*** Begin section ***

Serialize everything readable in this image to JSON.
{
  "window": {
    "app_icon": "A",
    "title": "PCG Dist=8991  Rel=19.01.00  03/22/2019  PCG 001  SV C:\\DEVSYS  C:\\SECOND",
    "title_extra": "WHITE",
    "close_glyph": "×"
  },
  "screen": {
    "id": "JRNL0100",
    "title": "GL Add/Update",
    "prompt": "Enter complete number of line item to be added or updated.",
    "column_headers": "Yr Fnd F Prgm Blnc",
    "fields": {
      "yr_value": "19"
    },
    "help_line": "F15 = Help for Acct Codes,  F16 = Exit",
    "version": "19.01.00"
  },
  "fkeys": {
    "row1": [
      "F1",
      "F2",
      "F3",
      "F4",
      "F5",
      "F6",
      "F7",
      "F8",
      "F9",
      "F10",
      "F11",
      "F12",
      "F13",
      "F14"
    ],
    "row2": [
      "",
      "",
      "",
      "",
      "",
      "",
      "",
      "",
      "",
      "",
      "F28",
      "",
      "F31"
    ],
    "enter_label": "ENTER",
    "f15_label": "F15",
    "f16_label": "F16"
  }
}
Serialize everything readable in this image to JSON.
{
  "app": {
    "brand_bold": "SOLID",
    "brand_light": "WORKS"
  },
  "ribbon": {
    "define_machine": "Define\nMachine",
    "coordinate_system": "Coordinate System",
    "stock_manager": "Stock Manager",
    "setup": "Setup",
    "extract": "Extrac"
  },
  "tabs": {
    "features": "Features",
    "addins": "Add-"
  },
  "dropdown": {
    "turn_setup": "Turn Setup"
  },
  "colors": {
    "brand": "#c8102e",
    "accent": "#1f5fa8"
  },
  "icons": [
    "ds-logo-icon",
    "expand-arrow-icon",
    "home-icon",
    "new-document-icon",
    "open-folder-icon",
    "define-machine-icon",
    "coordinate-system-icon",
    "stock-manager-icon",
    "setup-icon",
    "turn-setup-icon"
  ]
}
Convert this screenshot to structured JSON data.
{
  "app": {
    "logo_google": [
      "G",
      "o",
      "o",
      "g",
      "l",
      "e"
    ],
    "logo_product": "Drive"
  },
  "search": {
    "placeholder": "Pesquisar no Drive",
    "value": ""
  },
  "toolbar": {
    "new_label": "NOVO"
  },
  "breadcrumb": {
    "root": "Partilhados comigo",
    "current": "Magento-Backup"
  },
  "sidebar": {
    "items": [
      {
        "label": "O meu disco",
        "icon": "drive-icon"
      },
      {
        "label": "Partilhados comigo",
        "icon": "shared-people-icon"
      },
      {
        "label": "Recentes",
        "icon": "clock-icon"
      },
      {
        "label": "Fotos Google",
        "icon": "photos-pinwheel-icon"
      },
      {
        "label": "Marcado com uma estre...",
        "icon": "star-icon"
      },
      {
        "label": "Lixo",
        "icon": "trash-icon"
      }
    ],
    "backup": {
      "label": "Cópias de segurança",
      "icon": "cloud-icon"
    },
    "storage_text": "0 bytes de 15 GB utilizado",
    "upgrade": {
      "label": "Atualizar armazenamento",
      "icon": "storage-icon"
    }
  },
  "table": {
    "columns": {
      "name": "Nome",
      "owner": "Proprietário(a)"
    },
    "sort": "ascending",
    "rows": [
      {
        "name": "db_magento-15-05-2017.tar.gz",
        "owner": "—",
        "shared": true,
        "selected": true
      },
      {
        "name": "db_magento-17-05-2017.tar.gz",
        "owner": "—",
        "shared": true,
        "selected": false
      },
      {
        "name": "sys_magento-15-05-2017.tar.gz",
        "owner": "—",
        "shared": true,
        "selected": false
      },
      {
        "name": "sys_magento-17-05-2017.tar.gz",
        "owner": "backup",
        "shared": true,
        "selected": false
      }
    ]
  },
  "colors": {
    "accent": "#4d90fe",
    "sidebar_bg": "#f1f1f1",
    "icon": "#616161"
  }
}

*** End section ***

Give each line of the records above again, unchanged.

= ANSWER TO THE EXERCISE =
Serialize everything readable in this image to JSON.
{
  "window": {
    "app_icon": "A",
    "title": "PCG Dist=8991  Rel=19.01.00  03/22/2019  PCG 001  SV C:\\DEVSYS  C:\\SECOND",
    "title_extra": "WHITE",
    "close_glyph": "×"
  },
  "screen": {
    "id": "JRNL0100",
    "title": "GL Add/Update",
    "prompt": "Enter complete number of line item to be added or updated.",
    "column_headers": "Yr Fnd F Prgm Blnc",
    "fields": {
      "yr_value": "19"
    },
    "help_line": "F15 = Help for Acct Codes,  F16 = Exit",
    "version": "19.01.00"
  },
  "fkeys": {
    "row1": [
      "F1",
      "F2",
      "F3",
      "F4",
      "F5",
      "F6",
      "F7",
      "F8",
      "F9",
      "F10",
      "F11",
      "F12",
      "F13",
      "F14"
    ],
    "row2": [
      "",
      "",
      "",
      "",
      "",
      "",
      "",
      "",
      "",
      "",
      "F28",
      "",
      "F31"
    ],
    "enter_label": "ENTER",
    "f15_label": "F15",
    "f16_label": "F16"
  }
}
Serialize everything readable in this image to JSON.
{
  "app": {
    "brand_bold": "SOLID",
    "brand_light": "WORKS"
  },
  "ribbon": {
    "define_machine": "Define\nMachine",
    "coordinate_system": "Coordinate System",
    "stock_manager": "Stock Manager",
    "setup": "Setup",
    "extract": "Extrac"
  },
  "tabs": {
    "features": "Features",
    "addins": "Add-"
  },
  "dropdown": {
    "turn_setup": "Turn Setup"
  },
  "colors": {
    "brand": "#c8102e",
    "accent": "#1f5fa8"
  },
  "icons": [
    "ds-logo-icon",
    "expand-arrow-icon",
    "home-icon",
    "new-document-icon",
    "open-folder-icon",
    "define-machine-icon",
    "coordinate-system-icon",
    "stock-manager-icon",
    "setup-icon",
    "turn-setup-icon"
  ]
}
Convert this screenshot to structured JSON data.
{
  "app": {
    "logo_google": [
      "G",
      "o",
      "o",
      "g",
      "l",
      "e"
    ],
    "logo_product": "Drive"
  },
  "search": {
    "placeholder": "Pesquisar no Drive",
    "value": ""
  },
  "toolbar": {
    "new_label": "NOVO"
  },
  "breadcrumb": {
    "root": "Partilhados comigo",
    "current": "Magento-Backup"
  },
  "sidebar": {
    "items": [
      {
        "label": "O meu disco",
        "icon": "drive-icon"
      },
      {
        "label": "Partilhados comigo",
        "icon": "shared-people-icon"
      },
      {
        "label": "Recentes",
        "icon": "clock-icon"
      },
      {
        "label": "Fotos Google",
        "icon": "photos-pinwheel-icon"
      },
      {
        "label": "Marcado com uma estre...",
        "icon": "star-icon"
      },
      {
        "label": "Lixo",
        "icon": "trash-icon"
      }
    ],
    "backup": {
      "label": "Cópias de segurança",
      "icon": "cloud-icon"
    },
    "storage_text": "0 bytes de 15 GB utilizado",
    "upgrade": {
      "label": "Atualizar armazenamento",
      "icon": "storage-icon"
    }
  },
  "table": {
    "columns": {
      "name": "Nome",
      "owner": "Proprietário(a)"
    },
    "sort": "ascending",
    "rows": [
      {
        "name": "db_magento-15-05-2017.tar.gz",
        "owner": "—",
        "shared": true,
        "selected": true
      },
      {
        "name": "db_magento-17-05-2017.tar.gz",
        "owner": "—",
        "shared": true,
        "selected": false
      },
      {
        "name": "sys_magento-15-05-2017.tar.gz",
        "owner": "—",
        "shared": true,
        "selected": false
      },
      {
        "name": "sys_magento-17-05-2017.tar.gz",
        "owner": "backup",
        "shared": true,
        "selected": false
      }
    ]
  },
  "colors": {
    "accent": "#4d90fe",
    "sidebar_bg": "#f1f1f1",
    "icon": "#616161"
  }
}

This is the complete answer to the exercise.